• _Task statement_: Starting from the line containing "Convert this screenshot", write out the rest of the entries exactly, through the final line, including nothing else.

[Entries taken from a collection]

##############################

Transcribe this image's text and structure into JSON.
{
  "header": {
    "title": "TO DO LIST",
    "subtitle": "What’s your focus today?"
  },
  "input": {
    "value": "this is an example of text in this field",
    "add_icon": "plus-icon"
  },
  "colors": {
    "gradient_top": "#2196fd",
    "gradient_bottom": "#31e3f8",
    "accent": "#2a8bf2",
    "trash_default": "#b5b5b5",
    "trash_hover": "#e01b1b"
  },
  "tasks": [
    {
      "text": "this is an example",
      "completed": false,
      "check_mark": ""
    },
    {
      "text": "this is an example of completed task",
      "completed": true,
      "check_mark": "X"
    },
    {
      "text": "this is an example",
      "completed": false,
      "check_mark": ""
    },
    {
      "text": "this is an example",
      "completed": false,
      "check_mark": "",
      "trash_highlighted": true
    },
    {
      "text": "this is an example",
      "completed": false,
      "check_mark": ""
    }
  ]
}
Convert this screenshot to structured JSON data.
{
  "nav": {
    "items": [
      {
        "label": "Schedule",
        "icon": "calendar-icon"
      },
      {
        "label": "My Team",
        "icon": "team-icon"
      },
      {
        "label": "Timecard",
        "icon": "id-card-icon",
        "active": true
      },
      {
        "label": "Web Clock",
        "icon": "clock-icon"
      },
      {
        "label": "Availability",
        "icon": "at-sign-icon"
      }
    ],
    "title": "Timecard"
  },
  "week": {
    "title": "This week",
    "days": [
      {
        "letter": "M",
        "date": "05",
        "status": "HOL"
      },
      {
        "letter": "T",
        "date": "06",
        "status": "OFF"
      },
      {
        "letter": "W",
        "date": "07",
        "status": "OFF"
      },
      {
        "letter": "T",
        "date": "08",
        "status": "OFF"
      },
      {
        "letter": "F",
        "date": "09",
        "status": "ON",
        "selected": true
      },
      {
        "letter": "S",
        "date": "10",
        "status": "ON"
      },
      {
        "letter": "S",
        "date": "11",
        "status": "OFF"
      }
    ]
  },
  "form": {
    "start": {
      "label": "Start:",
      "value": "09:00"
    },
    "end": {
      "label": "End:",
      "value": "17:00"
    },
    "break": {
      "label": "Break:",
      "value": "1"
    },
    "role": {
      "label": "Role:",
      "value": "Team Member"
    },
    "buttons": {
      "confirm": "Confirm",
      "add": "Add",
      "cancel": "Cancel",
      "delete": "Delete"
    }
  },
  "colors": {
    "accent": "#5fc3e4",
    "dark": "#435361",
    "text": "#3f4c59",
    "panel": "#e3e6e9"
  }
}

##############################

• _Result below_:
Convert this screenshot to structured JSON data.
{
  "nav": {
    "items": [
      {
        "label": "Schedule",
        "icon": "calendar-icon"
      },
      {
        "label": "My Team",
        "icon": "team-icon"
      },
      {
        "label": "Timecard",
        "icon": "id-card-icon",
        "active": true
      },
      {
        "label": "Web Clock",
        "icon": "clock-icon"
      },
      {
        "label": "Availability",
        "icon": "at-sign-icon"
      }
    ],
    "title": "Timecard"
  },
  "week": {
    "title": "This week",
    "days": [
      {
        "letter": "M",
        "date": "05",
        "status": "HOL"
      },
      {
        "letter": "T",
        "date": "06",
        "status": "OFF"
      },
      {
        "letter": "W",
        "date": "07",
        "status": "OFF"
      },
      {
        "letter": "T",
        "date": "08",
        "status": "OFF"
      },
      {
        "letter": "F",
        "date": "09",
        "status": "ON",
        "selected": true
      },
      {
        "letter": "S",
        "date": "10",
        "status": "ON"
      },
      {
        "letter": "S",
        "date": "11",
        "status": "OFF"
      }
    ]
  },
  "form": {
    "start": {
      "label": "Start:",
      "value": "09:00"
    },
    "end": {
      "label": "End:",
      "value": "17:00"
    },
    "break": {
      "label": "Break:",
      "value": "1"
    },
    "role": {
      "label": "Role:",
      "value": "Team Member"
    },
    "buttons": {
      "confirm": "Confirm",
      "add": "Add",
      "cancel": "Cancel",
      "delete": "Delete"
    }
  },
  "colors": {
    "accent": "#5fc3e4",
    "dark": "#435361",
    "text": "#3f4c59",
    "panel": "#e3e6e9"
  }
}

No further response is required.